Last year my school hosted the beautiful Lynette Noni for a writing and book chat with our year 8 students. As soon as I met her I knew that she was a kindred spirit. After a few long and hilarious emails back and forth, we decided to meet for coffee. Since then we have spent heaps of time discussing all things book related and I now refer to her as my bookish friend.

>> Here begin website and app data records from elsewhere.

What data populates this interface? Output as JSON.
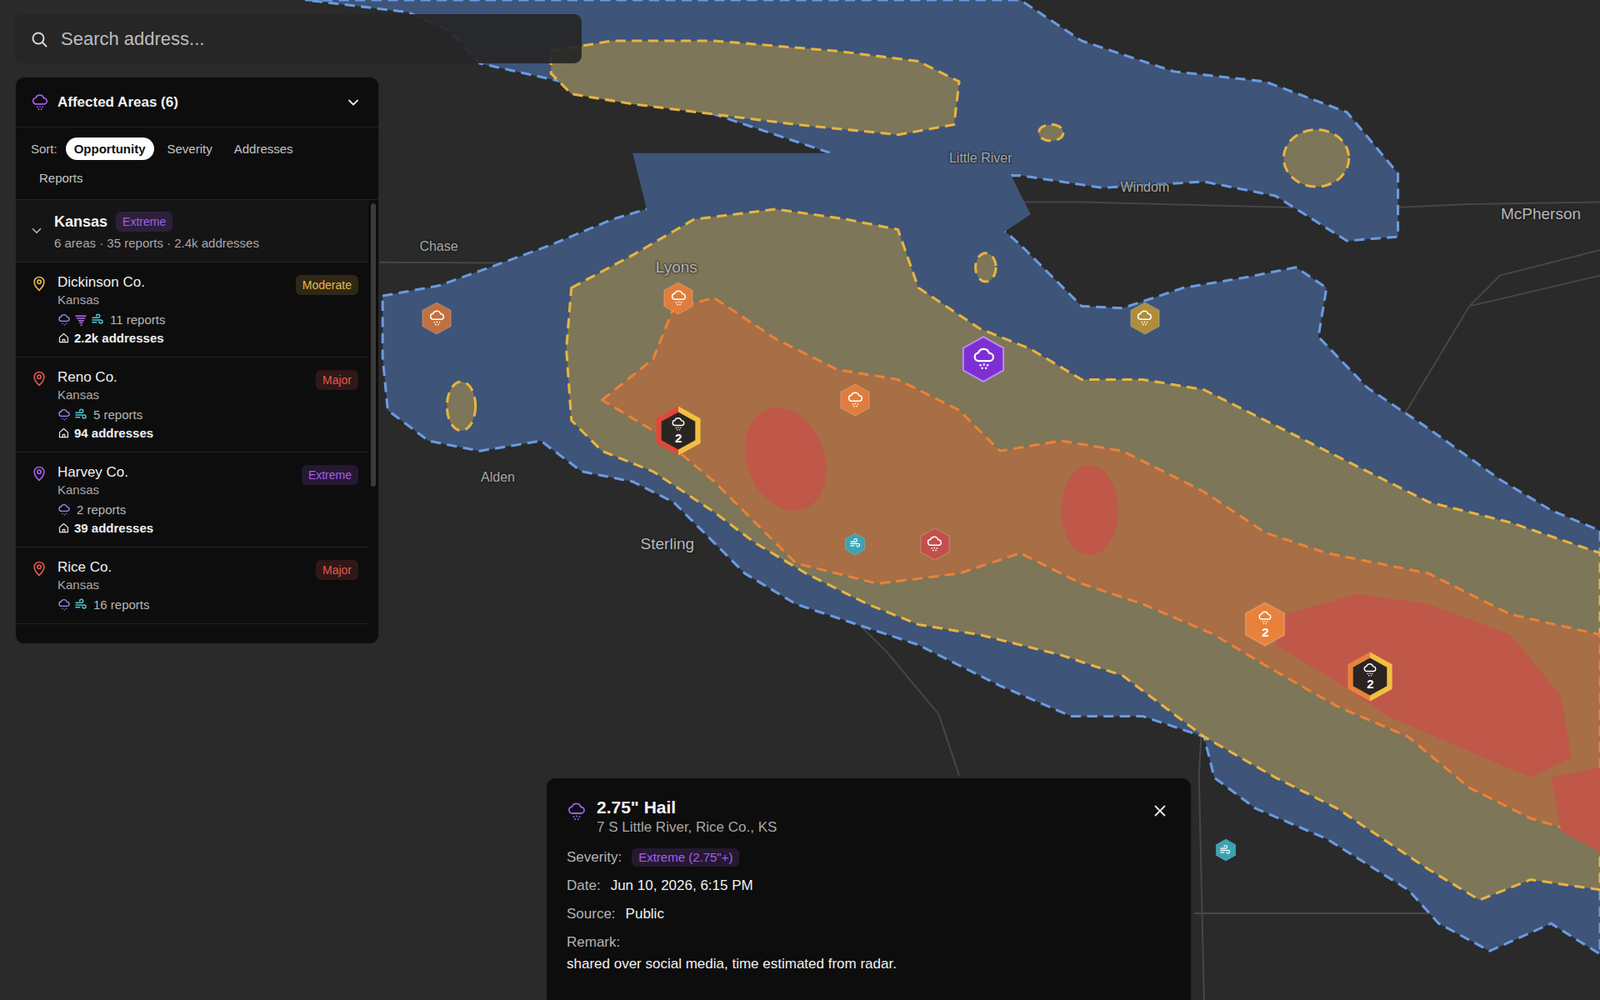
{
  "search": {
    "placeholder": "Search address..."
  },
  "panel": {
    "title": "Affected Areas (6)",
    "expanded": true,
    "sort": {
      "label": "Sort:",
      "options": [
        {
          "label": "Opportunity",
          "selected": true
        },
        {
          "label": "Severity",
          "selected": false
        },
        {
          "label": "Addresses",
          "selected": false
        },
        {
          "label": "Reports",
          "selected": false
        }
      ]
    },
    "groups": [
      {
        "name": "Kansas",
        "badge": "Extreme",
        "color": "#a55cf0",
        "meta": "6 areas · 35 reports · 2.4k addresses",
        "expanded": true,
        "areas": [
          {
            "name": "Dickinson Co.",
            "state": "Kansas",
            "badge": "Moderate",
            "color": "#e8b84a",
            "hazards": [
              "hail",
              "tornado",
              "wind"
            ],
            "reports": "11 reports",
            "addresses": "2.2k addresses"
          },
          {
            "name": "Reno Co.",
            "state": "Kansas",
            "badge": "Major",
            "color": "#e0584e",
            "hazards": [
              "hail",
              "wind"
            ],
            "reports": "5 reports",
            "addresses": "94 addresses"
          },
          {
            "name": "Harvey Co.",
            "state": "Kansas",
            "badge": "Extreme",
            "color": "#a55cf0",
            "hazards": [
              "hail"
            ],
            "reports": "2 reports",
            "addresses": "39 addresses"
          },
          {
            "name": "Rice Co.",
            "state": "Kansas",
            "badge": "Major",
            "color": "#e0584e",
            "hazards": [
              "hail",
              "wind"
            ],
            "reports": "16 reports",
            "addresses": ""
          }
        ]
      }
    ]
  },
  "map": {
    "labels": [
      "Little River",
      "Windom",
      "McPherson",
      "Chase",
      "Lyons",
      "Alden",
      "Sterling"
    ],
    "markers": [
      {
        "kind": "hail",
        "color": "#c2703f",
        "count": "",
        "selected": false
      },
      {
        "kind": "hail",
        "color": "#e07d3c",
        "count": "",
        "selected": false
      },
      {
        "kind": "cluster",
        "color": "#e0483a",
        "count": "2",
        "selected": false
      },
      {
        "kind": "hail",
        "color": "#e07d3c",
        "count": "",
        "selected": false
      },
      {
        "kind": "hail",
        "color": "#7e2fd4",
        "count": "",
        "selected": true
      },
      {
        "kind": "hail",
        "color": "#b08d3a",
        "count": "",
        "selected": false
      },
      {
        "kind": "wind",
        "color": "#3aa3b4",
        "count": "",
        "selected": false
      },
      {
        "kind": "hail",
        "color": "#c2504a",
        "count": "",
        "selected": false
      },
      {
        "kind": "count",
        "color": "#e8823a",
        "count": "2",
        "selected": false
      },
      {
        "kind": "cluster",
        "color": "#e8823a",
        "count": "2",
        "selected": false
      },
      {
        "kind": "wind",
        "color": "#3aa3b4",
        "count": "",
        "selected": false
      }
    ]
  },
  "popup": {
    "title": "2.75\" Hail",
    "subtitle": "7 S Little River, Rice Co., KS",
    "fields": [
      {
        "label": "Severity:",
        "value": "Extreme (2.75\"+)",
        "kind": "badge",
        "color": "#a55cf0"
      },
      {
        "label": "Date:",
        "value": "Jun 10, 2026, 6:15 PM",
        "kind": "text",
        "color": ""
      },
      {
        "label": "Source:",
        "value": "Public",
        "kind": "text",
        "color": ""
      }
    ],
    "remark": {
      "label": "Remark:",
      "value": "shared over social media, time estimated from radar."
    }
  }
}
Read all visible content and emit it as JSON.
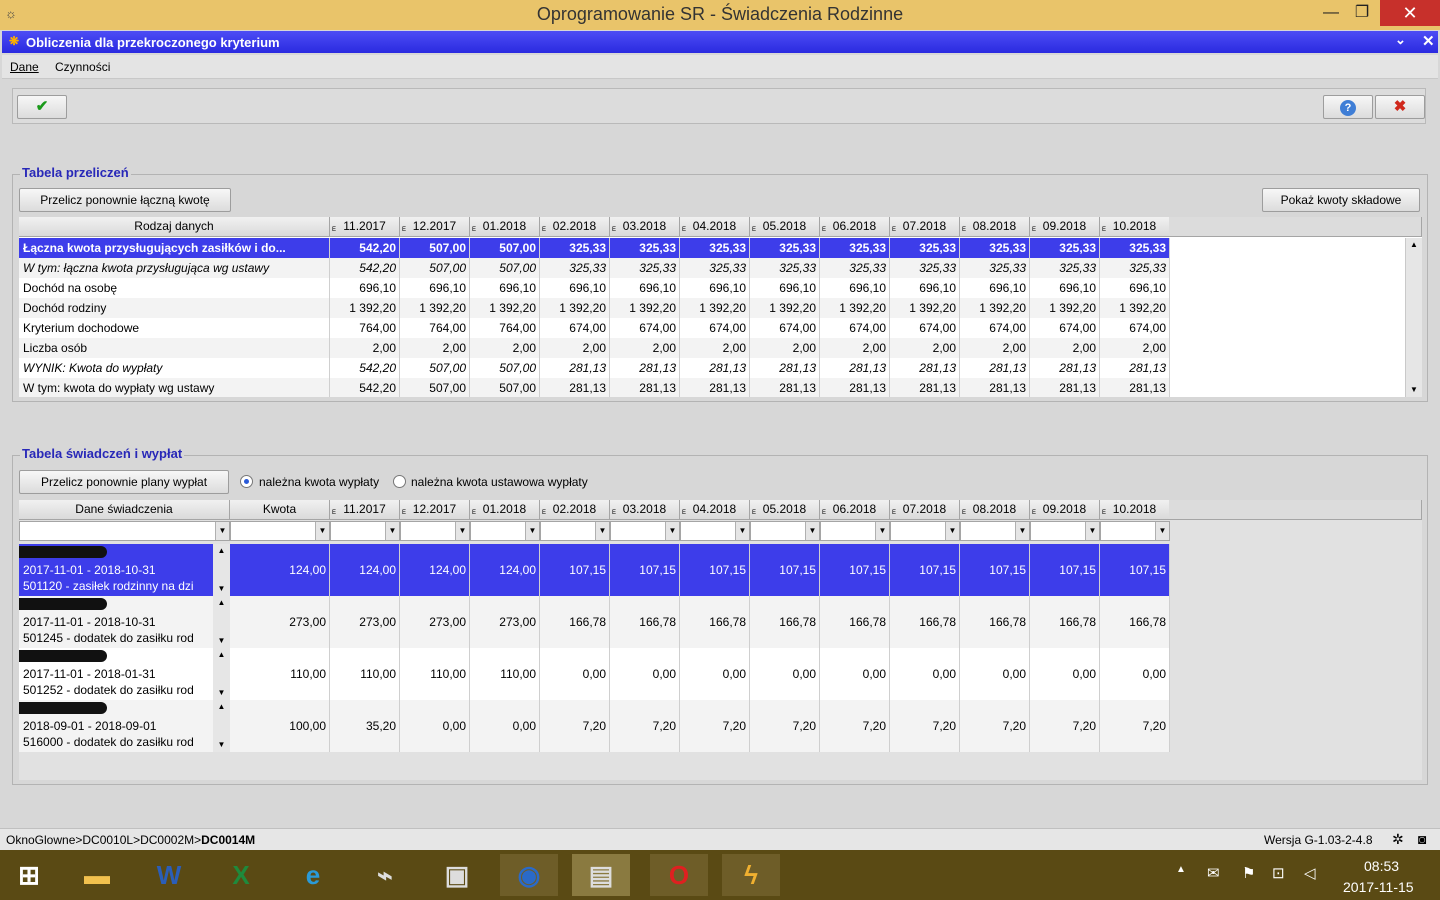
{
  "window": {
    "title": "Oprogramowanie SR - Świadczenia Rodzinne",
    "minimize": "—",
    "maximize": "❐",
    "close": "✕"
  },
  "dialog": {
    "title": "Obliczenia dla przekroczonego kryterium",
    "collapse": "✓",
    "close": "✕"
  },
  "menu": {
    "items": [
      "Dane",
      "Czynności"
    ]
  },
  "toolbar": {
    "ok": "✔",
    "help": "?",
    "cancel": "✖"
  },
  "section1": {
    "legend": "Tabela przeliczeń",
    "recalc_button": "Przelicz ponownie łączną kwotę",
    "show_button": "Pokaż kwoty składowe",
    "header_label": "Rodzaj danych",
    "months": [
      "11.2017",
      "12.2017",
      "01.2018",
      "02.2018",
      "03.2018",
      "04.2018",
      "05.2018",
      "06.2018",
      "07.2018",
      "08.2018",
      "09.2018",
      "10.2018"
    ],
    "rows": [
      {
        "label": "Łączna kwota przysługujących zasiłków i do...",
        "style": "selected",
        "values": [
          "542,20",
          "507,00",
          "507,00",
          "325,33",
          "325,33",
          "325,33",
          "325,33",
          "325,33",
          "325,33",
          "325,33",
          "325,33",
          "325,33"
        ]
      },
      {
        "label": "W tym: łączna kwota przysługująca wg ustawy",
        "style": "italic",
        "values": [
          "542,20",
          "507,00",
          "507,00",
          "325,33",
          "325,33",
          "325,33",
          "325,33",
          "325,33",
          "325,33",
          "325,33",
          "325,33",
          "325,33"
        ]
      },
      {
        "label": "Dochód na osobę",
        "style": "normal",
        "values": [
          "696,10",
          "696,10",
          "696,10",
          "696,10",
          "696,10",
          "696,10",
          "696,10",
          "696,10",
          "696,10",
          "696,10",
          "696,10",
          "696,10"
        ]
      },
      {
        "label": "Dochód rodziny",
        "style": "normal",
        "values": [
          "1 392,20",
          "1 392,20",
          "1 392,20",
          "1 392,20",
          "1 392,20",
          "1 392,20",
          "1 392,20",
          "1 392,20",
          "1 392,20",
          "1 392,20",
          "1 392,20",
          "1 392,20"
        ]
      },
      {
        "label": "Kryterium dochodowe",
        "style": "normal",
        "values": [
          "764,00",
          "764,00",
          "764,00",
          "674,00",
          "674,00",
          "674,00",
          "674,00",
          "674,00",
          "674,00",
          "674,00",
          "674,00",
          "674,00"
        ]
      },
      {
        "label": "Liczba osób",
        "style": "normal",
        "values": [
          "2,00",
          "2,00",
          "2,00",
          "2,00",
          "2,00",
          "2,00",
          "2,00",
          "2,00",
          "2,00",
          "2,00",
          "2,00",
          "2,00"
        ]
      },
      {
        "label": "WYNIK: Kwota do wypłaty",
        "style": "italic",
        "values": [
          "542,20",
          "507,00",
          "507,00",
          "281,13",
          "281,13",
          "281,13",
          "281,13",
          "281,13",
          "281,13",
          "281,13",
          "281,13",
          "281,13"
        ]
      },
      {
        "label": "W tym: kwota do wypłaty wg ustawy",
        "style": "normal",
        "values": [
          "542,20",
          "507,00",
          "507,00",
          "281,13",
          "281,13",
          "281,13",
          "281,13",
          "281,13",
          "281,13",
          "281,13",
          "281,13",
          "281,13"
        ]
      }
    ]
  },
  "section2": {
    "legend": "Tabela świadczeń i wypłat",
    "recalc_button": "Przelicz ponownie plany wypłat",
    "radio1": "należna kwota wypłaty",
    "radio2": "należna kwota ustawowa wypłaty",
    "header_label": "Dane świadczenia",
    "header_amount": "Kwota",
    "months": [
      "11.2017",
      "12.2017",
      "01.2018",
      "02.2018",
      "03.2018",
      "04.2018",
      "05.2018",
      "06.2018",
      "07.2018",
      "08.2018",
      "09.2018",
      "10.2018"
    ],
    "rows": [
      {
        "line1": "2017-11-01 - 2018-10-31",
        "line2": "501120 - zasiłek rodzinny na dzi",
        "kwota": "124,00",
        "values": [
          "124,00",
          "124,00",
          "124,00",
          "107,15",
          "107,15",
          "107,15",
          "107,15",
          "107,15",
          "107,15",
          "107,15",
          "107,15",
          "107,15"
        ]
      },
      {
        "line1": "2017-11-01 - 2018-10-31",
        "line2": "501245 - dodatek do zasiłku rod",
        "kwota": "273,00",
        "values": [
          "273,00",
          "273,00",
          "273,00",
          "166,78",
          "166,78",
          "166,78",
          "166,78",
          "166,78",
          "166,78",
          "166,78",
          "166,78",
          "166,78"
        ]
      },
      {
        "line1": "2017-11-01 - 2018-01-31",
        "line2": "501252 - dodatek do zasiłku rod",
        "kwota": "110,00",
        "values": [
          "110,00",
          "110,00",
          "110,00",
          "0,00",
          "0,00",
          "0,00",
          "0,00",
          "0,00",
          "0,00",
          "0,00",
          "0,00",
          "0,00"
        ]
      },
      {
        "line1": "2018-09-01 - 2018-09-01",
        "line2": "516000 - dodatek do zasiłku rod",
        "kwota": "100,00",
        "values": [
          "35,20",
          "0,00",
          "0,00",
          "7,20",
          "7,20",
          "7,20",
          "7,20",
          "7,20",
          "7,20",
          "7,20",
          "7,20",
          "7,20"
        ]
      }
    ]
  },
  "status": {
    "path": "OknoGlowne>DC0010L>DC0002M>",
    "path_bold": "DC0014M",
    "version": "Wersja G-1.03-2-4.8"
  },
  "taskbar": {
    "time": "08:53",
    "date": "2017-11-15"
  },
  "colors": {
    "selection": "#3d3dea",
    "titlebar": "#e9c46a",
    "legend": "#2828b8",
    "taskbar": "#5a4a14"
  }
}
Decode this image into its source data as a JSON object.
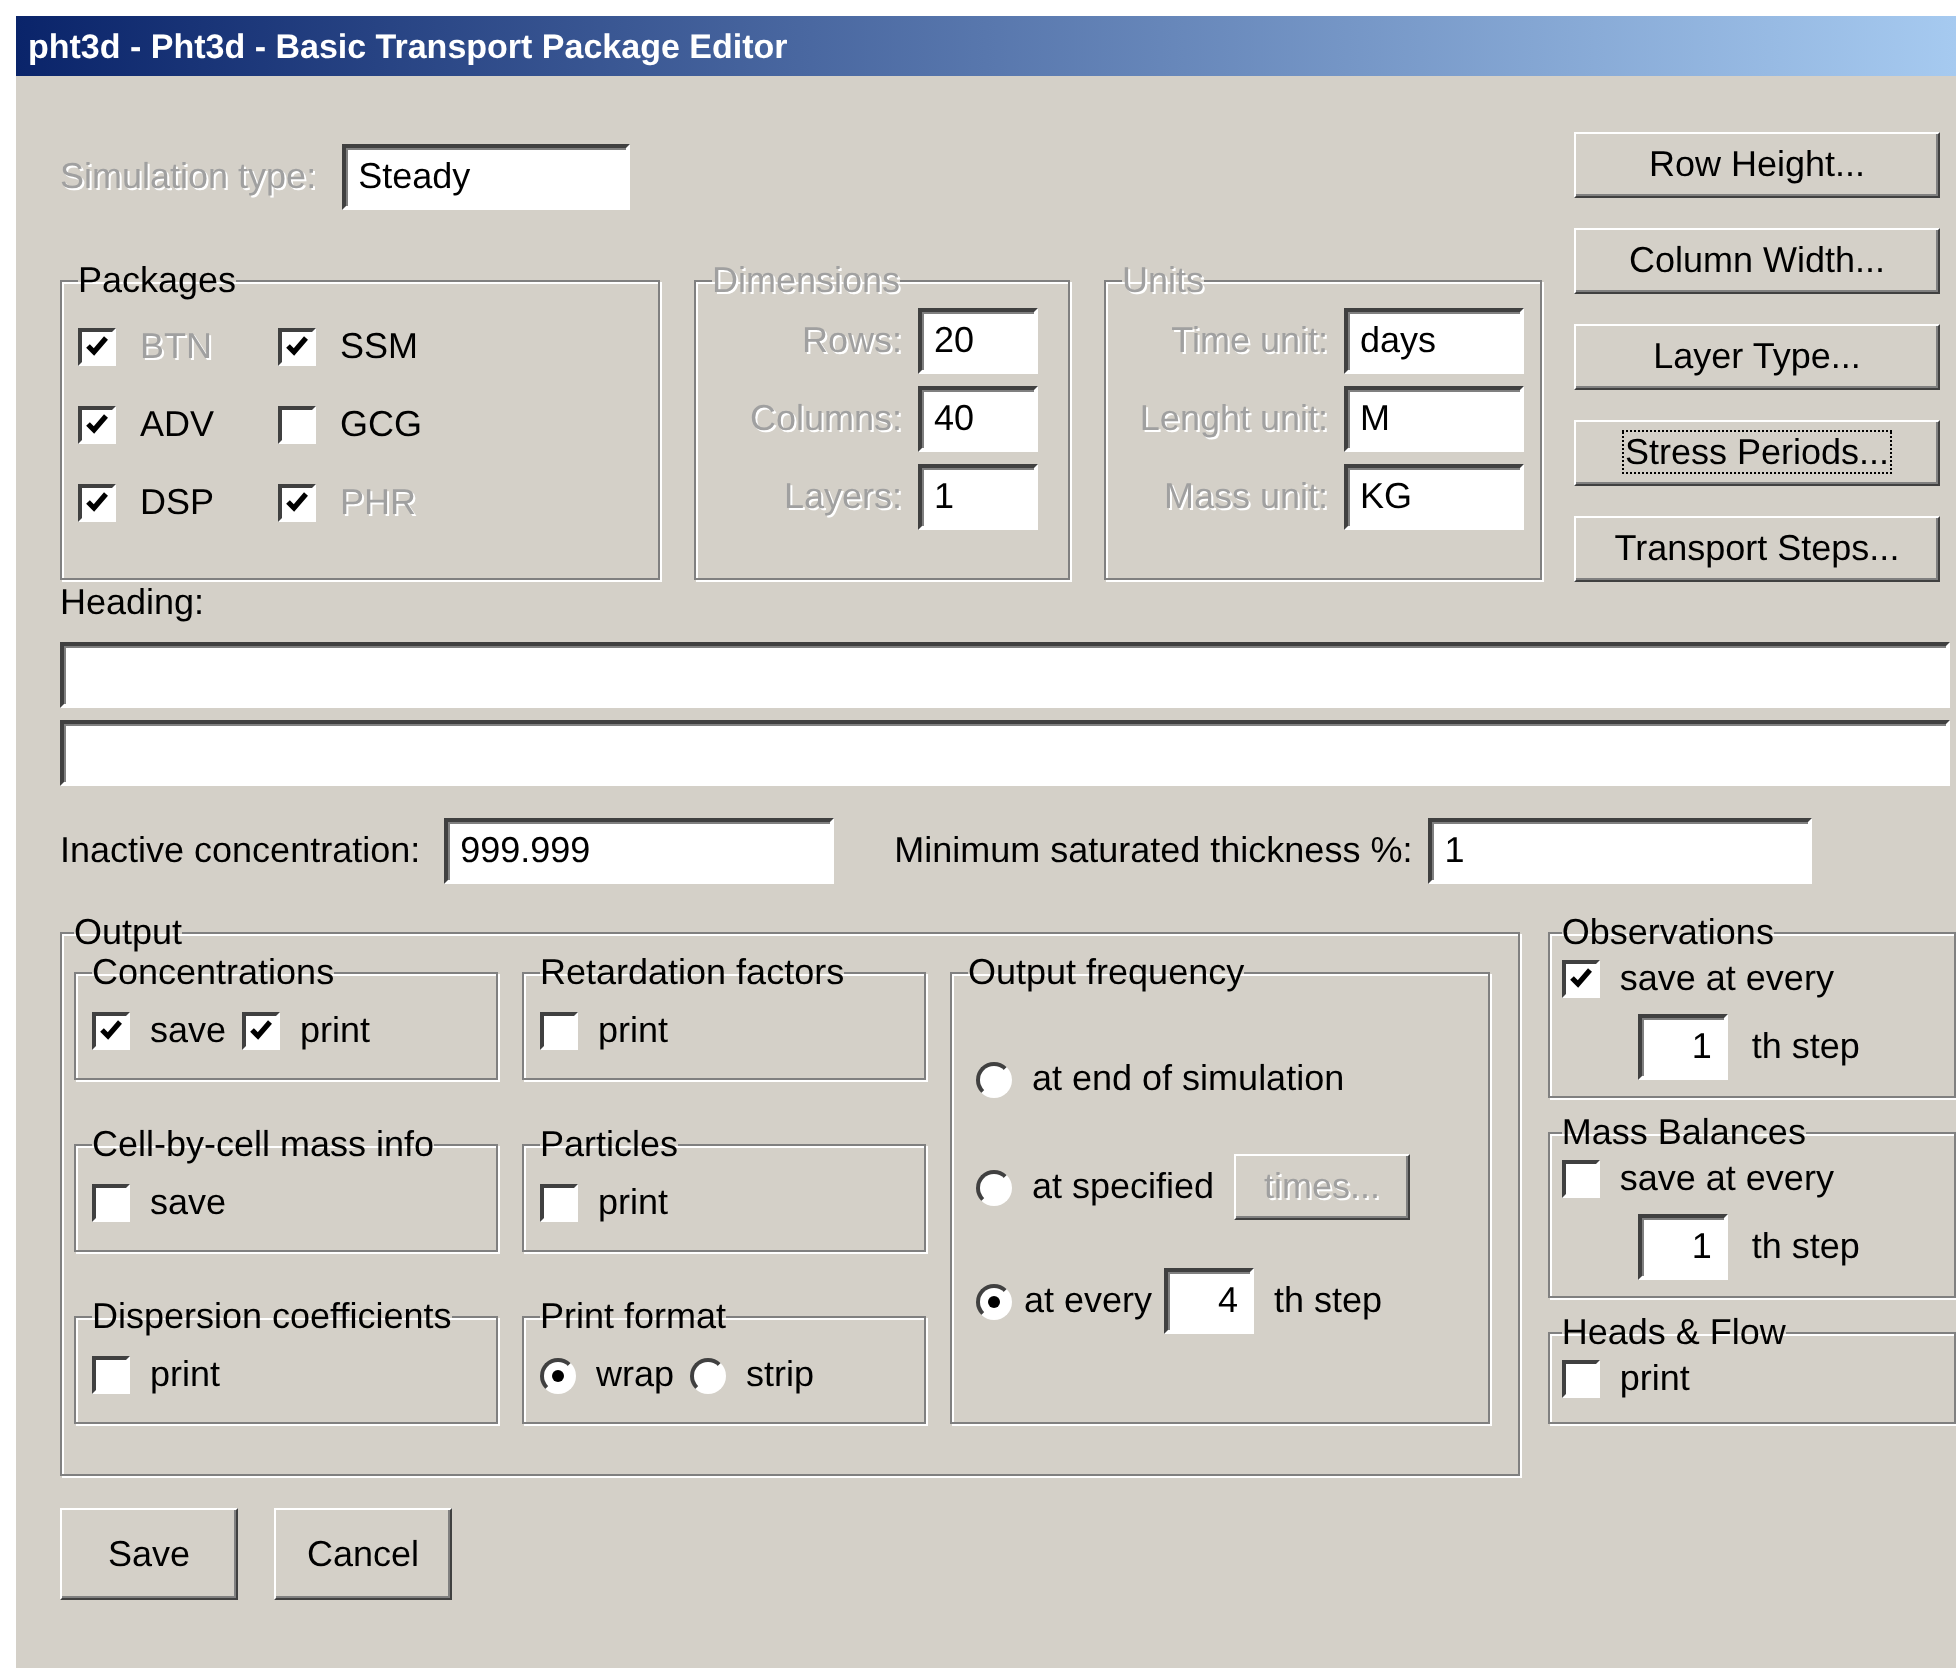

When we started corresponding a colleague of mine asked me if I was hoping to become one of Lynette’s critique readers and my response was “I hadn’t even thought about it.” I was simply enjoying being able to completely fangirl out and swap recommendations with an adult! (Don’t get me wrong, I love discussing books with my students but it’s nice to meet an adult that loves all the same things I love. Like I said, kindred spirit…) So when she asked me to be one of her critters (critique readers) towards the end of the year last year I was floored and honoured. I was also not allowed to make a decision until the holidays started because Lynette wanted to make sure that I was in a sound state of mind before making such a big decision. Needless to say, there was never going to be any answer other than “YES!”
Since then I have been honoured to read and critique her Medoran Chronicles, plus discuss a few more of her exciting upcoming adventures, such as Whisper. I am astounded by the number of stories that Lynette has floating around in her head, each one detailed and intriguing. I love the way she writes and how she allows her characters to tell their stories. I have discovered that critique reading is an interesting challenge – when asked “what would you change?” or “what didn’t you like?” it’s really difficult to actually pinpoint a specific scene. I know that the feedback I give has to be genuine and detailed because it will potentially influence the final print and that is both terrifying and exhilarating. The hardest thing I have found is always wanting to know more…
Take The Medoran Chronicles for example. They are scheduled to be a 5 book series but I could honestly keep reading about Alex and her adventures forever and I know that Lynette could definitely keep writing many more stories. However, we both know that at some point it has to stop and that has got to be the hardest part about critique reading, not giving in to the “what ifs” or “maybes” and never moving on from the story.
I am super excited to see what the future holds for Lynette Noni. If half of her ideas make it to print then the readers of YA will be very lucky people indeed.